By Ben Geman - 01/07/13 03:40 PM EST
Fracking gets natural gas out of the ground, but it isn’t bringing people into movie theaters.
Big stars and political controversy didn’t translate into a significant box-office haul as “Promised Land,” a new movie exploring environmental concerns about the gas-production method known more formally as "hydraulic fracturing," fared poorly in its nationwide opening.
The top weekend spot, with $23 million, went to the slasher flick “Texas Chainsaw 3D.”
“Promised Land,” which cost $15 million to make and was directed by indie pioneer Gus Van Sant, delves into fears about water pollution from fracking.
Fracking is the increasingly common gas development method that’s fueling a U.S. production boom. It involves high-pressure underground injection of water, sand and chemicals to liberate oil and gas trapped in shale rock formations.
The movie stars Damon as an energy-company representative dispatched to a struggling farm town to convince residents to sell drilling rights on their land — an exchange in which they'll be paid handsomely.
But he runs into moral dilemmas and an environmental activist played by John Krasinski, who co-wrote the movie with Damon.
Environmental groups are using “Promised Land” as a platform for criticism of fracking, while some conservatives are attacking the film.
Damon has noted that fracking is only a backdrop for the story.
“We went to the studio saying, ‘Who f--king wants to go see an anti-fracking movie?’ and were all in agreement,” Damon said in an interview with Playboy.
“To us, the movie was really about American identity. We loved the characters because they felt like real people making the kinds of compromises you have to just to live your life,” he said.

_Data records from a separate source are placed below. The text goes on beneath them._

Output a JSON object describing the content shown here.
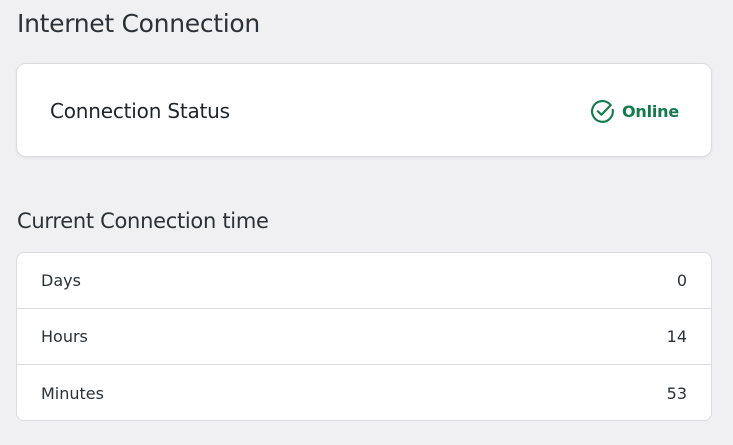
{
  "page": {
    "title": "Internet Connection"
  },
  "status_card": {
    "label": "Connection Status",
    "status_text": "Online",
    "status_icon": "check-circle-icon",
    "status_color": "#137a4c"
  },
  "connection_time": {
    "title": "Current Connection time",
    "rows": [
      {
        "label": "Days",
        "value": "0"
      },
      {
        "label": "Hours",
        "value": "14"
      },
      {
        "label": "Minutes",
        "value": "53"
      }
    ]
  },
  "colors": {
    "background": "#f0f0f2",
    "card": "#ffffff",
    "border": "#dcdce0",
    "text": "#2b3136",
    "online": "#137a4c"
  }
}
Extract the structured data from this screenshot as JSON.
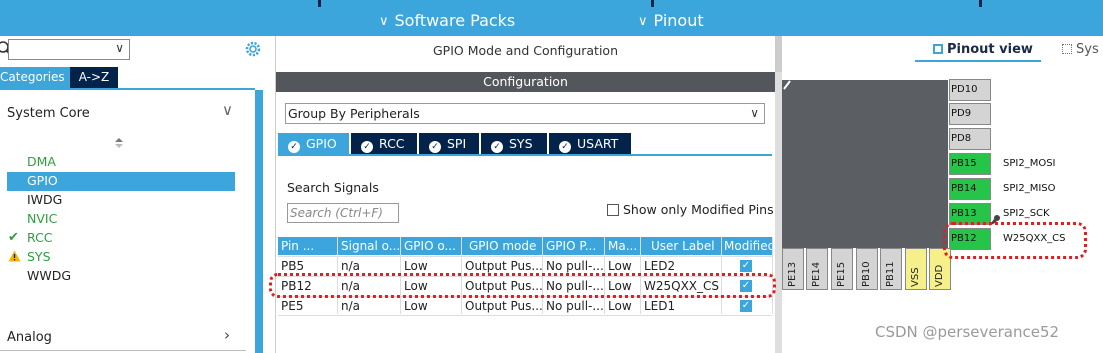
{
  "header": {
    "submenu": [
      {
        "label": "Software Packs"
      },
      {
        "label": "Pinout"
      }
    ]
  },
  "left_panel": {
    "tabs": {
      "categories": "Categories",
      "az": "A->Z"
    },
    "section_title": "System Core",
    "items": [
      {
        "label": "DMA",
        "color": "#2e9e3e",
        "status": ""
      },
      {
        "label": "GPIO",
        "color": "#ffffff",
        "status": "selected"
      },
      {
        "label": "IWDG",
        "color": "#222222",
        "status": ""
      },
      {
        "label": "NVIC",
        "color": "#2e9e3e",
        "status": ""
      },
      {
        "label": "RCC",
        "color": "#2e9e3e",
        "status": "check"
      },
      {
        "label": "SYS",
        "color": "#2e9e3e",
        "status": "warning"
      },
      {
        "label": "WWDG",
        "color": "#222222",
        "status": ""
      }
    ],
    "analog_label": "Analog"
  },
  "middle_panel": {
    "title": "GPIO Mode and Configuration",
    "config_label": "Configuration",
    "group_select": "Group By Peripherals",
    "peripheral_tabs": [
      {
        "label": "GPIO",
        "active": true
      },
      {
        "label": "RCC",
        "active": false
      },
      {
        "label": "SPI",
        "active": false
      },
      {
        "label": "SYS",
        "active": false
      },
      {
        "label": "USART",
        "active": false
      }
    ],
    "search_signals_label": "Search Signals",
    "search_placeholder": "Search (Ctrl+F)",
    "modified_only_label": "Show only Modified Pins",
    "table": {
      "headers": [
        "Pin ...",
        "Signal o...",
        "GPIO o...",
        "GPIO mode",
        "GPIO P...",
        "Ma...",
        "User Label",
        "Modified"
      ],
      "rows": [
        {
          "cells": [
            "PB5",
            "n/a",
            "Low",
            "Output Pus...",
            "No pull-...",
            "Low",
            "LED2"
          ],
          "modified": true
        },
        {
          "cells": [
            "PB12",
            "n/a",
            "Low",
            "Output Pus...",
            "No pull-...",
            "Low",
            "W25QXX_CS"
          ],
          "modified": true
        },
        {
          "cells": [
            "PE5",
            "n/a",
            "Low",
            "Output Pus...",
            "No pull-...",
            "Low",
            "LED1"
          ],
          "modified": true
        }
      ]
    }
  },
  "right_panel": {
    "tabs": {
      "pinout_view": "Pinout view",
      "system_view": "Sys"
    },
    "right_pins": [
      {
        "name": "PD10",
        "label": "",
        "state": "gray"
      },
      {
        "name": "PD9",
        "label": "",
        "state": "gray"
      },
      {
        "name": "PD8",
        "label": "",
        "state": "gray"
      },
      {
        "name": "PB15",
        "label": "SPI2_MOSI",
        "state": "green"
      },
      {
        "name": "PB14",
        "label": "SPI2_MISO",
        "state": "green"
      },
      {
        "name": "PB13",
        "label": "SPI2_SCK",
        "state": "green"
      },
      {
        "name": "PB12",
        "label": "W25QXX_CS",
        "state": "green"
      }
    ],
    "bottom_pins": [
      {
        "name": "PE13",
        "state": "gray"
      },
      {
        "name": "PE14",
        "state": "gray"
      },
      {
        "name": "PE15",
        "state": "gray"
      },
      {
        "name": "PB10",
        "state": "gray"
      },
      {
        "name": "PB11",
        "state": "gray"
      },
      {
        "name": "VSS",
        "state": "yellow"
      },
      {
        "name": "VDD",
        "state": "yellow"
      }
    ]
  },
  "watermark": "CSDN @perseverance52"
}
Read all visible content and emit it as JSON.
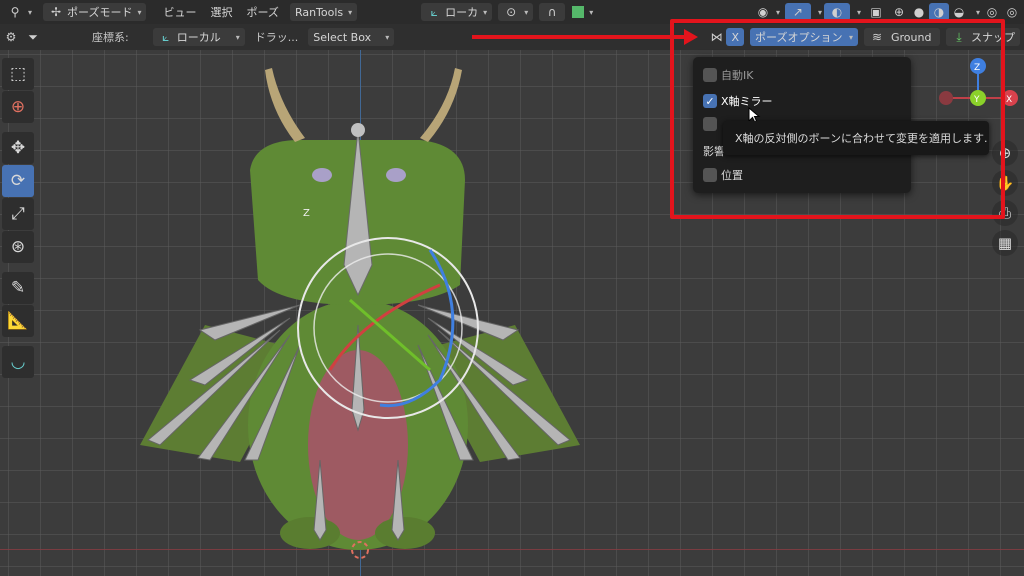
{
  "header_top": {
    "mode_label": "ポーズモード",
    "menus": [
      "ビュー",
      "選択",
      "ポーズ"
    ],
    "addon_label": "RanTools",
    "transform_label": "ローカ"
  },
  "header_second": {
    "coord_label": "座標系:",
    "coord_value": "ローカル",
    "drag_label": "ドラッ...",
    "drag_value": "Select Box",
    "x_button": "X",
    "pose_options": "ポーズオプション",
    "ground_label": "Ground",
    "snap_label": "スナップ"
  },
  "pose_options_menu": {
    "items": [
      {
        "label": "自動IK",
        "checked": false
      },
      {
        "label": "X軸ミラー",
        "checked": true
      },
      {
        "label": "",
        "checked": false
      },
      {
        "label": "影響",
        "checked": false
      },
      {
        "label": "位置",
        "checked": false
      }
    ],
    "tooltip": "X軸の反対側のボーンに合わせて変更を適用します."
  },
  "gizmo": {
    "z": "Z",
    "y": "Y",
    "x": "X"
  },
  "viewport": {
    "bone_axis_label": "Z"
  },
  "colors": {
    "accent": "#4772b3",
    "highlight": "#e3141c"
  }
}
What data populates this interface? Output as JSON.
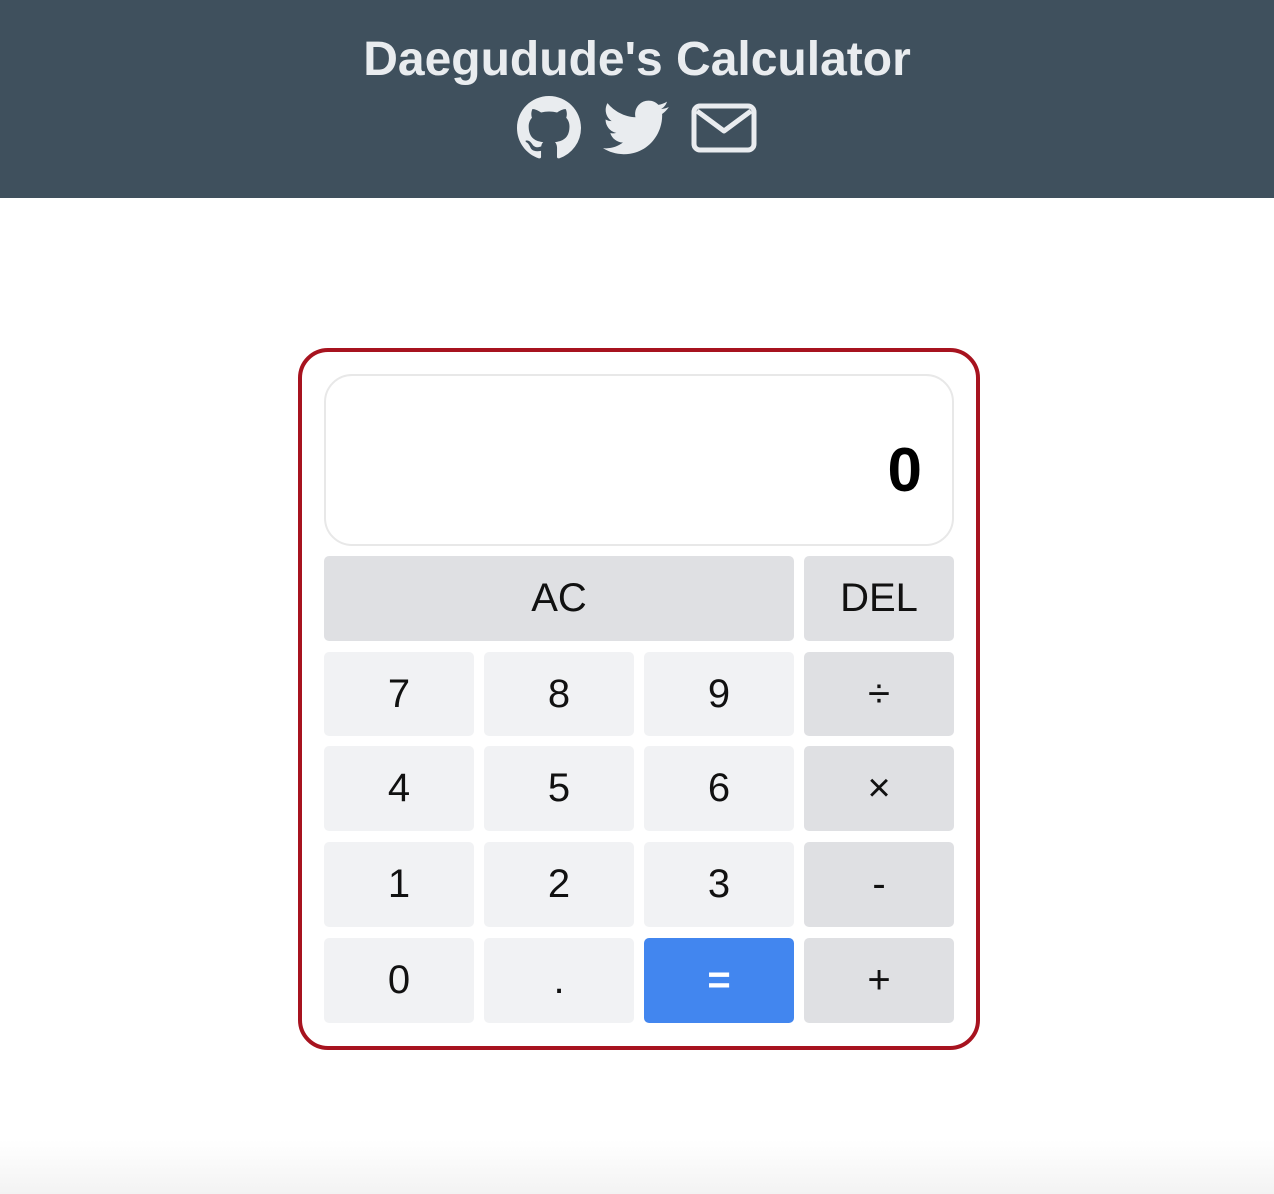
{
  "header": {
    "title": "Daegudude's Calculator",
    "background": "#3f505d",
    "links": [
      {
        "name": "github-icon",
        "icon": "github"
      },
      {
        "name": "twitter-icon",
        "icon": "twitter"
      },
      {
        "name": "mail-icon",
        "icon": "envelope"
      }
    ]
  },
  "calculator": {
    "border_color": "#a7131f",
    "display": "0",
    "buttons": {
      "ac": "AC",
      "del": "DEL",
      "seven": "7",
      "eight": "8",
      "nine": "9",
      "divide": "÷",
      "four": "4",
      "five": "5",
      "six": "6",
      "multiply": "×",
      "one": "1",
      "two": "2",
      "three": "3",
      "minus": "-",
      "zero": "0",
      "dot": ".",
      "equals": "=",
      "plus": "+"
    },
    "colors": {
      "number_key": "#f1f2f4",
      "operator_key": "#dfe0e3",
      "equals_key": "#4286ef"
    }
  }
}
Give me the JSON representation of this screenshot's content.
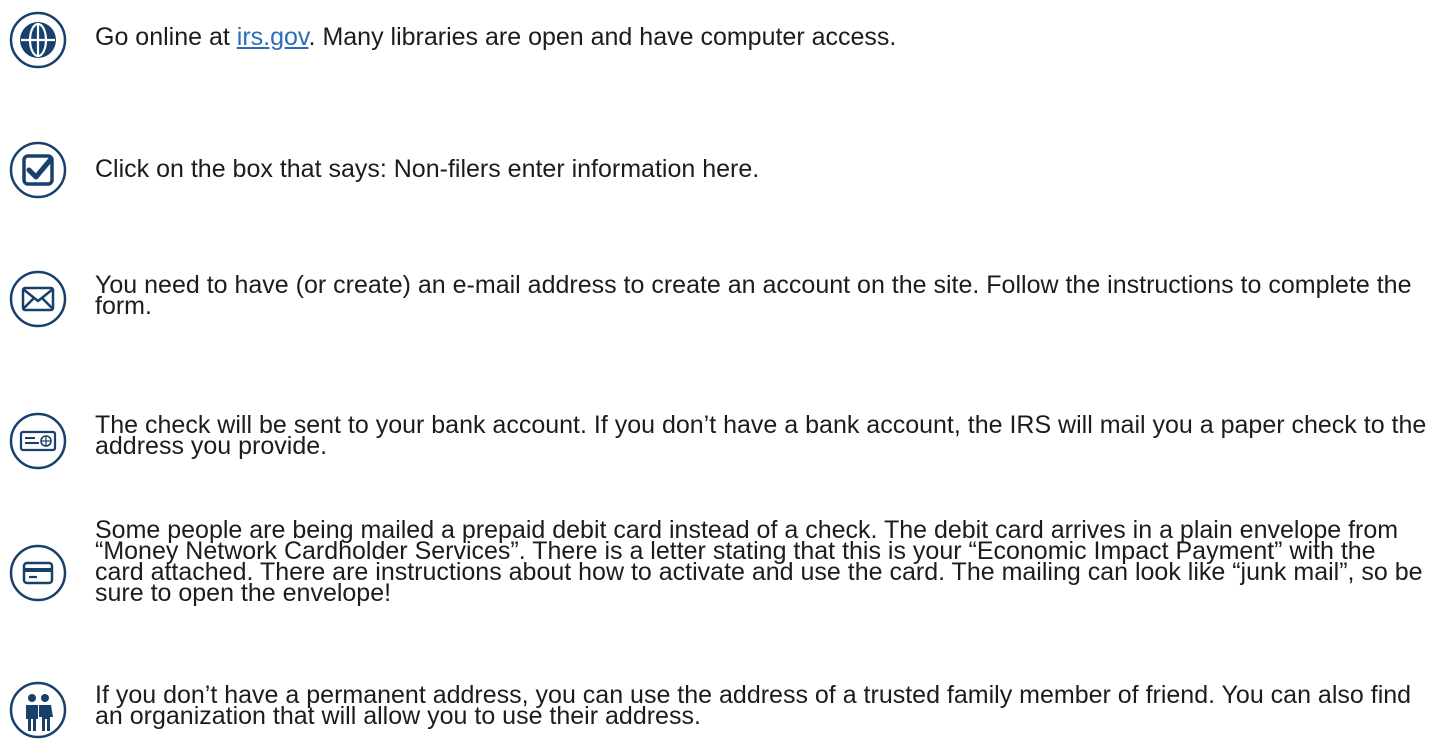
{
  "steps": [
    {
      "icon": "globe-icon",
      "text_before": "Go online at ",
      "link_text": "irs.gov",
      "text_after": ". Many libraries are open and have computer access."
    },
    {
      "icon": "checkbox-icon",
      "text": "Click on the box that says: Non-filers enter information here."
    },
    {
      "icon": "envelope-icon",
      "text": "You need to have (or create) an e-mail address to create an account on the site. Follow the instructions to complete the form."
    },
    {
      "icon": "check-payment-icon",
      "text": "The check will be sent to your bank account. If you don’t have a bank account, the IRS will mail you a paper check to the address you provide."
    },
    {
      "icon": "debit-card-icon",
      "text": "Some people are being mailed a prepaid debit card instead of a check. The debit card arrives in a plain envelope from “Money Network Cardholder Services”. There is a letter stating that this is your “Economic Impact Payment” with the card attached. There are instructions about how to activate and use the card. The mailing can look like “junk mail”, so be sure to open the envelope!"
    },
    {
      "icon": "family-icon",
      "text": "If you don’t have a permanent address, you can use the address of a trusted family member of friend. You can also find an organization that will allow you to use their address."
    }
  ],
  "colors": {
    "icon_stroke": "#17406d",
    "link": "#2a6ebb",
    "text": "#1c1c1c"
  }
}
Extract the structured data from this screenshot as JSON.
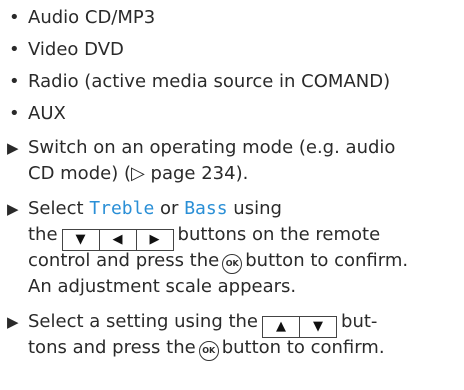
{
  "bullets": [
    "Audio CD/MP3",
    "Video DVD",
    "Radio (active media source in COMAND)",
    "AUX"
  ],
  "bullet_glyph": "•",
  "arrow_glyph": "▶",
  "step1": {
    "line1": "Switch on an operating mode (e.g. audio",
    "line2": "CD mode) (▷ page 234)."
  },
  "step2": {
    "select": "Select",
    "treble": "Treble",
    "or": "or",
    "bass": "Bass",
    "using": "using",
    "the": "the",
    "after_keys": "buttons on the remote",
    "line3": "control and press the",
    "ok_label": "OK",
    "line3_end": "button to confirm.",
    "line4": "An adjustment scale appears."
  },
  "step3": {
    "before_keys": "Select a setting using the",
    "after_keys": "but-",
    "line2_start": "tons and press the",
    "ok_label": "OK",
    "line2_end": "button to confirm."
  },
  "keys": {
    "down": "▼",
    "left": "◀",
    "right": "▶",
    "up": "▲"
  },
  "colors": {
    "highlight": "#2a8fd6",
    "text": "#2a2a2a"
  }
}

E2-Wire has much more on the film and battles over fracking here.